**Prompt**
Every entry, from the first to the last, should be written out exactly.

(Information shown)

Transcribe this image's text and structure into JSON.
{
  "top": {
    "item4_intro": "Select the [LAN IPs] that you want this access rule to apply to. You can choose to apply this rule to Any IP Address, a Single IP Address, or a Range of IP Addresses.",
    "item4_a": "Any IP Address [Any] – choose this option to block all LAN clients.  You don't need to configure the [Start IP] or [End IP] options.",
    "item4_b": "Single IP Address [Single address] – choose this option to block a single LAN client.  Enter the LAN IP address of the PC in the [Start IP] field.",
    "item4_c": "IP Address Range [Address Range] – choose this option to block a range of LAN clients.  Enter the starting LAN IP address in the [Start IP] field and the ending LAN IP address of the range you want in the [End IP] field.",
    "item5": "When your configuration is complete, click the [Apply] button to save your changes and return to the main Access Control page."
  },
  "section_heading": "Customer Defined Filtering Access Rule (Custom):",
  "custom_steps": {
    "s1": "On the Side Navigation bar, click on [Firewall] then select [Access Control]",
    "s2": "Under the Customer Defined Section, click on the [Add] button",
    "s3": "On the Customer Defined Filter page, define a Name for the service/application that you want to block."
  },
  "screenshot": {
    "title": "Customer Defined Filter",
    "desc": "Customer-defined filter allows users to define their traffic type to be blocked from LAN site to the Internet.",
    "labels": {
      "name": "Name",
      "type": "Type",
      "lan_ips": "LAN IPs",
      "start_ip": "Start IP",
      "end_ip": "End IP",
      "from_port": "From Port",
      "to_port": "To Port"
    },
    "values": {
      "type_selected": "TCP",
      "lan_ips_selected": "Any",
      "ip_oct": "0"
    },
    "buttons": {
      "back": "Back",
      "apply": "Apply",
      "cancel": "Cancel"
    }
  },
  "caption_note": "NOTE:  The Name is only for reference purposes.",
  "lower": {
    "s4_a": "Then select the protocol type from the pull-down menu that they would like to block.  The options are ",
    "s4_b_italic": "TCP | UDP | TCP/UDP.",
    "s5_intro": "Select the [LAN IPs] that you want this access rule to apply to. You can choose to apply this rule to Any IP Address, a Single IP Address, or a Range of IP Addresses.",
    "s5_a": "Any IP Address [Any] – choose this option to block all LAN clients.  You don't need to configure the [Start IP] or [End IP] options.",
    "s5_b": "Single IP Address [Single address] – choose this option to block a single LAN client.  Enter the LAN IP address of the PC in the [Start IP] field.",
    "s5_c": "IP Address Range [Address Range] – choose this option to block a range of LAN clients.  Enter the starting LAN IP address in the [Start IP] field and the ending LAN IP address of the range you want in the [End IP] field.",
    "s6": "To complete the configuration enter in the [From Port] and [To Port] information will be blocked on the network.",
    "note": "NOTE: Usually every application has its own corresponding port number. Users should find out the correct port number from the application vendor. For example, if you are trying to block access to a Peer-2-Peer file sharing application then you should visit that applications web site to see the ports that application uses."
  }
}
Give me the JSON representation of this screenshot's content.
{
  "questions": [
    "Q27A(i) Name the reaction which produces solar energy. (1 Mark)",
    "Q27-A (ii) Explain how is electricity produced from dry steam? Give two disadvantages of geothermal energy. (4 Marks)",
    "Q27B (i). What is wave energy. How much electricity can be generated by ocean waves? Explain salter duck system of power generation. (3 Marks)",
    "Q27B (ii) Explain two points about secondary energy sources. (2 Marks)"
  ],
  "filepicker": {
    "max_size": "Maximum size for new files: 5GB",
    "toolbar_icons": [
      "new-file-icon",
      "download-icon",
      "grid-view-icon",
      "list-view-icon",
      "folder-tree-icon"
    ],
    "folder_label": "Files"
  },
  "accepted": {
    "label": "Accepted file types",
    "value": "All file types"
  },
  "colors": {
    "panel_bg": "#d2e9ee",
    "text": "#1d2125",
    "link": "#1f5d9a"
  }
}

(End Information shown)

**Result of this exercise**
Transcribe this image's text and structure into JSON.
{
  "top": {
    "item4_intro": "Select the [LAN IPs] that you want this access rule to apply to. You can choose to apply this rule to Any IP Address, a Single IP Address, or a Range of IP Addresses.",
    "item4_a": "Any IP Address [Any] – choose this option to block all LAN clients.  You don't need to configure the [Start IP] or [End IP] options.",
    "item4_b": "Single IP Address [Single address] – choose this option to block a single LAN client.  Enter the LAN IP address of the PC in the [Start IP] field.",
    "item4_c": "IP Address Range [Address Range] – choose this option to block a range of LAN clients.  Enter the starting LAN IP address in the [Start IP] field and the ending LAN IP address of the range you want in the [End IP] field.",
    "item5": "When your configuration is complete, click the [Apply] button to save your changes and return to the main Access Control page."
  },
  "section_heading": "Customer Defined Filtering Access Rule (Custom):",
  "custom_steps": {
    "s1": "On the Side Navigation bar, click on [Firewall] then select [Access Control]",
    "s2": "Under the Customer Defined Section, click on the [Add] button",
    "s3": "On the Customer Defined Filter page, define a Name for the service/application that you want to block."
  },
  "screenshot": {
    "title": "Customer Defined Filter",
    "desc": "Customer-defined filter allows users to define their traffic type to be blocked from LAN site to the Internet.",
    "labels": {
      "name": "Name",
      "type": "Type",
      "lan_ips": "LAN IPs",
      "start_ip": "Start IP",
      "end_ip": "End IP",
      "from_port": "From Port",
      "to_port": "To Port"
    },
    "values": {
      "type_selected": "TCP",
      "lan_ips_selected": "Any",
      "ip_oct": "0"
    },
    "buttons": {
      "back": "Back",
      "apply": "Apply",
      "cancel": "Cancel"
    }
  },
  "caption_note": "NOTE:  The Name is only for reference purposes.",
  "lower": {
    "s4_a": "Then select the protocol type from the pull-down menu that they would like to block.  The options are ",
    "s4_b_italic": "TCP | UDP | TCP/UDP.",
    "s5_intro": "Select the [LAN IPs] that you want this access rule to apply to. You can choose to apply this rule to Any IP Address, a Single IP Address, or a Range of IP Addresses.",
    "s5_a": "Any IP Address [Any] – choose this option to block all LAN clients.  You don't need to configure the [Start IP] or [End IP] options.",
    "s5_b": "Single IP Address [Single address] – choose this option to block a single LAN client.  Enter the LAN IP address of the PC in the [Start IP] field.",
    "s5_c": "IP Address Range [Address Range] – choose this option to block a range of LAN clients.  Enter the starting LAN IP address in the [Start IP] field and the ending LAN IP address of the range you want in the [End IP] field.",
    "s6": "To complete the configuration enter in the [From Port] and [To Port] information will be blocked on the network.",
    "note": "NOTE: Usually every application has its own corresponding port number. Users should find out the correct port number from the application vendor. For example, if you are trying to block access to a Peer-2-Peer file sharing application then you should visit that applications web site to see the ports that application uses."
  }
}
Give me the JSON representation of this screenshot's content.
{
  "questions": [
    "Q27A(i) Name the reaction which produces solar energy. (1 Mark)",
    "Q27-A (ii) Explain how is electricity produced from dry steam? Give two disadvantages of geothermal energy. (4 Marks)",
    "Q27B (i). What is wave energy. How much electricity can be generated by ocean waves? Explain salter duck system of power generation. (3 Marks)",
    "Q27B (ii) Explain two points about secondary energy sources. (2 Marks)"
  ],
  "filepicker": {
    "max_size": "Maximum size for new files: 5GB",
    "toolbar_icons": [
      "new-file-icon",
      "download-icon",
      "grid-view-icon",
      "list-view-icon",
      "folder-tree-icon"
    ],
    "folder_label": "Files"
  },
  "accepted": {
    "label": "Accepted file types",
    "value": "All file types"
  },
  "colors": {
    "panel_bg": "#d2e9ee",
    "text": "#1d2125",
    "link": "#1f5d9a"
  }
}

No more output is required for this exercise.